WHAT THE TASK REQUIRES:
The answer must be every entry, given again word for word.
═══ DATA SHOWN ═══
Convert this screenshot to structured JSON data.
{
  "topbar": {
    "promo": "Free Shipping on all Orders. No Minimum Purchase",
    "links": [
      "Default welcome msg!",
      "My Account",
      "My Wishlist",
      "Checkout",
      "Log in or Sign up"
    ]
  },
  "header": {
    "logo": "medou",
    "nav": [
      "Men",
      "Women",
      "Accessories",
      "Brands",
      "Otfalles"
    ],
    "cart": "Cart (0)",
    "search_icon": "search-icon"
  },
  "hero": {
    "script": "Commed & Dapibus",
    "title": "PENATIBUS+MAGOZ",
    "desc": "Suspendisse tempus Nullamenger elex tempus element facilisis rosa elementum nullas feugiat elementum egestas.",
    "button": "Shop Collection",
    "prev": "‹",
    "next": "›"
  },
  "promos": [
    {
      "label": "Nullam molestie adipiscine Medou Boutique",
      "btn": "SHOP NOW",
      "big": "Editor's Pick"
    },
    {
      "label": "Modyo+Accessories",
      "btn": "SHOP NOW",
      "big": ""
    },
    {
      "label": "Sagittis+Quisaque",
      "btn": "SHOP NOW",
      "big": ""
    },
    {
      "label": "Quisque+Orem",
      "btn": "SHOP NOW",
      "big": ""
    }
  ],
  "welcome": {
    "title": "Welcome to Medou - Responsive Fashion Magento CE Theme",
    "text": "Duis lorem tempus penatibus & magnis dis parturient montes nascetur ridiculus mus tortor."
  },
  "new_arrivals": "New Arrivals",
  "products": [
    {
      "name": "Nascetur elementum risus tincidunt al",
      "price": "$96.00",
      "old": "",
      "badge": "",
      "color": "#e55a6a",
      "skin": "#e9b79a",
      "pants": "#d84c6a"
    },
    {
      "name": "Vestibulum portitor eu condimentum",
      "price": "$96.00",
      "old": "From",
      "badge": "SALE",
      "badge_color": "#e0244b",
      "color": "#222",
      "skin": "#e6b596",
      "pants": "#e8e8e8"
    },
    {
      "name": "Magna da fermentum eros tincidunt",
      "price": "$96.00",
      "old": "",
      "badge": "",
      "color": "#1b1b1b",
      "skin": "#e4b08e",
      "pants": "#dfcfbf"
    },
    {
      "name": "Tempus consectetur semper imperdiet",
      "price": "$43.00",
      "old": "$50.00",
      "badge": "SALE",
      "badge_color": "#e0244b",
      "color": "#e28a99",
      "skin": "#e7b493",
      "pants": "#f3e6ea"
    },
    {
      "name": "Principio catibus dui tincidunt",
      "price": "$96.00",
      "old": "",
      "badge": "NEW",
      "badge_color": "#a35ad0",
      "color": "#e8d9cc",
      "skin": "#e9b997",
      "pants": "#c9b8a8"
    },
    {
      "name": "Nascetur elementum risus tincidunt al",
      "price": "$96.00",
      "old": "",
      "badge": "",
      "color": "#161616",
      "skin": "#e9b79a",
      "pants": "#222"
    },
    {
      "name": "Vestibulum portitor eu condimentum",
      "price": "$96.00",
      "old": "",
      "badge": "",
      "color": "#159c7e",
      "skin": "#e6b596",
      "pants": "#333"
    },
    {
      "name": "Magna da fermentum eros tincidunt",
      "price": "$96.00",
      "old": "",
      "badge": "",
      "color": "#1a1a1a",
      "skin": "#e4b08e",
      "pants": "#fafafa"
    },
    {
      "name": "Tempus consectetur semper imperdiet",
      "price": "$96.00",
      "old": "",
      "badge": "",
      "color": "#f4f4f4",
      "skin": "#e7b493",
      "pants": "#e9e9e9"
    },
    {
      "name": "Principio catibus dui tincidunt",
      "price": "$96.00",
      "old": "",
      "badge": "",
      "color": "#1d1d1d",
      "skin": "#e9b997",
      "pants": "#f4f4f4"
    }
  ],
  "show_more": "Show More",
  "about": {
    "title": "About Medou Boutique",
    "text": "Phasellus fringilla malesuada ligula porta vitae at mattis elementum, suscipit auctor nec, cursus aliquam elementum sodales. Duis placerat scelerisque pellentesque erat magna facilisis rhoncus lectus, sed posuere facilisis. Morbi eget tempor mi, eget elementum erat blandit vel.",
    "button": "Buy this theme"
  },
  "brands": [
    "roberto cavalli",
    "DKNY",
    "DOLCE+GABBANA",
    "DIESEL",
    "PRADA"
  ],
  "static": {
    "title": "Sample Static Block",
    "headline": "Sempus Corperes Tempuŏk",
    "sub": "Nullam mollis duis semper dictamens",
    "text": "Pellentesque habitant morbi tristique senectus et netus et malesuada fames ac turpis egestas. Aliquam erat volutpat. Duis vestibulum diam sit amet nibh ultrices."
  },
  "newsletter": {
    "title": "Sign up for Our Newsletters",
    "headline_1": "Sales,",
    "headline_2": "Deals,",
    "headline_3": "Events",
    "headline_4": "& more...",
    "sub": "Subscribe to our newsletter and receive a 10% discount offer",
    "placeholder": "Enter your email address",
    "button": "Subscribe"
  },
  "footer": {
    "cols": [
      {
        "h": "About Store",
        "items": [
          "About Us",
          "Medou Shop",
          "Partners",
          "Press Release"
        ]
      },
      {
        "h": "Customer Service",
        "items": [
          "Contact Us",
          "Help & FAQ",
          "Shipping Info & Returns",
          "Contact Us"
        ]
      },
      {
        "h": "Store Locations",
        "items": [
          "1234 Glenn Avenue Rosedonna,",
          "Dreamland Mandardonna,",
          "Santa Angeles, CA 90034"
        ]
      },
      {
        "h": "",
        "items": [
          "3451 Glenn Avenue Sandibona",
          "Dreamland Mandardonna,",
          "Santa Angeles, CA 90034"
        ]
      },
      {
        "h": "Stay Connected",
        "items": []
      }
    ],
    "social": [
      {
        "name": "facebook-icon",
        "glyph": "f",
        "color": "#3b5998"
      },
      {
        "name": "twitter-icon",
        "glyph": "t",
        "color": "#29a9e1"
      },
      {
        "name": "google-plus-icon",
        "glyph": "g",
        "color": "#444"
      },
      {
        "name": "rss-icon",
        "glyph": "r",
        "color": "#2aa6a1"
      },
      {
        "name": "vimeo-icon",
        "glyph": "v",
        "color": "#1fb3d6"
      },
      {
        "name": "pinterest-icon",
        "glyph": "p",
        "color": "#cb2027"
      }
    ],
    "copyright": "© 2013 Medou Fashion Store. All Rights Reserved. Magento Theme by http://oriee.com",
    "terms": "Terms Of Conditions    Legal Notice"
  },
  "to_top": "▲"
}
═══
FINISHED TASK:
Convert this screenshot to structured JSON data.
{
  "topbar": {
    "promo": "Free Shipping on all Orders. No Minimum Purchase",
    "links": [
      "Default welcome msg!",
      "My Account",
      "My Wishlist",
      "Checkout",
      "Log in or Sign up"
    ]
  },
  "header": {
    "logo": "medou",
    "nav": [
      "Men",
      "Women",
      "Accessories",
      "Brands",
      "Otfalles"
    ],
    "cart": "Cart (0)",
    "search_icon": "search-icon"
  },
  "hero": {
    "script": "Commed & Dapibus",
    "title": "PENATIBUS+MAGOZ",
    "desc": "Suspendisse tempus Nullamenger elex tempus element facilisis rosa elementum nullas feugiat elementum egestas.",
    "button": "Shop Collection",
    "prev": "‹",
    "next": "›"
  },
  "promos": [
    {
      "label": "Nullam molestie adipiscine Medou Boutique",
      "btn": "SHOP NOW",
      "big": "Editor's Pick"
    },
    {
      "label": "Modyo+Accessories",
      "btn": "SHOP NOW",
      "big": ""
    },
    {
      "label": "Sagittis+Quisaque",
      "btn": "SHOP NOW",
      "big": ""
    },
    {
      "label": "Quisque+Orem",
      "btn": "SHOP NOW",
      "big": ""
    }
  ],
  "welcome": {
    "title": "Welcome to Medou - Responsive Fashion Magento CE Theme",
    "text": "Duis lorem tempus penatibus & magnis dis parturient montes nascetur ridiculus mus tortor."
  },
  "new_arrivals": "New Arrivals",
  "products": [
    {
      "name": "Nascetur elementum risus tincidunt al",
      "price": "$96.00",
      "old": "",
      "badge": "",
      "color": "#e55a6a",
      "skin": "#e9b79a",
      "pants": "#d84c6a"
    },
    {
      "name": "Vestibulum portitor eu condimentum",
      "price": "$96.00",
      "old": "From",
      "badge": "SALE",
      "badge_color": "#e0244b",
      "color": "#222",
      "skin": "#e6b596",
      "pants": "#e8e8e8"
    },
    {
      "name": "Magna da fermentum eros tincidunt",
      "price": "$96.00",
      "old": "",
      "badge": "",
      "color": "#1b1b1b",
      "skin": "#e4b08e",
      "pants": "#dfcfbf"
    },
    {
      "name": "Tempus consectetur semper imperdiet",
      "price": "$43.00",
      "old": "$50.00",
      "badge": "SALE",
      "badge_color": "#e0244b",
      "color": "#e28a99",
      "skin": "#e7b493",
      "pants": "#f3e6ea"
    },
    {
      "name": "Principio catibus dui tincidunt",
      "price": "$96.00",
      "old": "",
      "badge": "NEW",
      "badge_color": "#a35ad0",
      "color": "#e8d9cc",
      "skin": "#e9b997",
      "pants": "#c9b8a8"
    },
    {
      "name": "Nascetur elementum risus tincidunt al",
      "price": "$96.00",
      "old": "",
      "badge": "",
      "color": "#161616",
      "skin": "#e9b79a",
      "pants": "#222"
    },
    {
      "name": "Vestibulum portitor eu condimentum",
      "price": "$96.00",
      "old": "",
      "badge": "",
      "color": "#159c7e",
      "skin": "#e6b596",
      "pants": "#333"
    },
    {
      "name": "Magna da fermentum eros tincidunt",
      "price": "$96.00",
      "old": "",
      "badge": "",
      "color": "#1a1a1a",
      "skin": "#e4b08e",
      "pants": "#fafafa"
    },
    {
      "name": "Tempus consectetur semper imperdiet",
      "price": "$96.00",
      "old": "",
      "badge": "",
      "color": "#f4f4f4",
      "skin": "#e7b493",
      "pants": "#e9e9e9"
    },
    {
      "name": "Principio catibus dui tincidunt",
      "price": "$96.00",
      "old": "",
      "badge": "",
      "color": "#1d1d1d",
      "skin": "#e9b997",
      "pants": "#f4f4f4"
    }
  ],
  "show_more": "Show More",
  "about": {
    "title": "About Medou Boutique",
    "text": "Phasellus fringilla malesuada ligula porta vitae at mattis elementum, suscipit auctor nec, cursus aliquam elementum sodales. Duis placerat scelerisque pellentesque erat magna facilisis rhoncus lectus, sed posuere facilisis. Morbi eget tempor mi, eget elementum erat blandit vel.",
    "button": "Buy this theme"
  },
  "brands": [
    "roberto cavalli",
    "DKNY",
    "DOLCE+GABBANA",
    "DIESEL",
    "PRADA"
  ],
  "static": {
    "title": "Sample Static Block",
    "headline": "Sempus Corperes Tempuŏk",
    "sub": "Nullam mollis duis semper dictamens",
    "text": "Pellentesque habitant morbi tristique senectus et netus et malesuada fames ac turpis egestas. Aliquam erat volutpat. Duis vestibulum diam sit amet nibh ultrices."
  },
  "newsletter": {
    "title": "Sign up for Our Newsletters",
    "headline_1": "Sales,",
    "headline_2": "Deals,",
    "headline_3": "Events",
    "headline_4": "& more...",
    "sub": "Subscribe to our newsletter and receive a 10% discount offer",
    "placeholder": "Enter your email address",
    "button": "Subscribe"
  },
  "footer": {
    "cols": [
      {
        "h": "About Store",
        "items": [
          "About Us",
          "Medou Shop",
          "Partners",
          "Press Release"
        ]
      },
      {
        "h": "Customer Service",
        "items": [
          "Contact Us",
          "Help & FAQ",
          "Shipping Info & Returns",
          "Contact Us"
        ]
      },
      {
        "h": "Store Locations",
        "items": [
          "1234 Glenn Avenue Rosedonna,",
          "Dreamland Mandardonna,",
          "Santa Angeles, CA 90034"
        ]
      },
      {
        "h": "",
        "items": [
          "3451 Glenn Avenue Sandibona",
          "Dreamland Mandardonna,",
          "Santa Angeles, CA 90034"
        ]
      },
      {
        "h": "Stay Connected",
        "items": []
      }
    ],
    "social": [
      {
        "name": "facebook-icon",
        "glyph": "f",
        "color": "#3b5998"
      },
      {
        "name": "twitter-icon",
        "glyph": "t",
        "color": "#29a9e1"
      },
      {
        "name": "google-plus-icon",
        "glyph": "g",
        "color": "#444"
      },
      {
        "name": "rss-icon",
        "glyph": "r",
        "color": "#2aa6a1"
      },
      {
        "name": "vimeo-icon",
        "glyph": "v",
        "color": "#1fb3d6"
      },
      {
        "name": "pinterest-icon",
        "glyph": "p",
        "color": "#cb2027"
      }
    ],
    "copyright": "© 2013 Medou Fashion Store. All Rights Reserved. Magento Theme by http://oriee.com",
    "terms": "Terms Of Conditions    Legal Notice"
  },
  "to_top": "▲"
}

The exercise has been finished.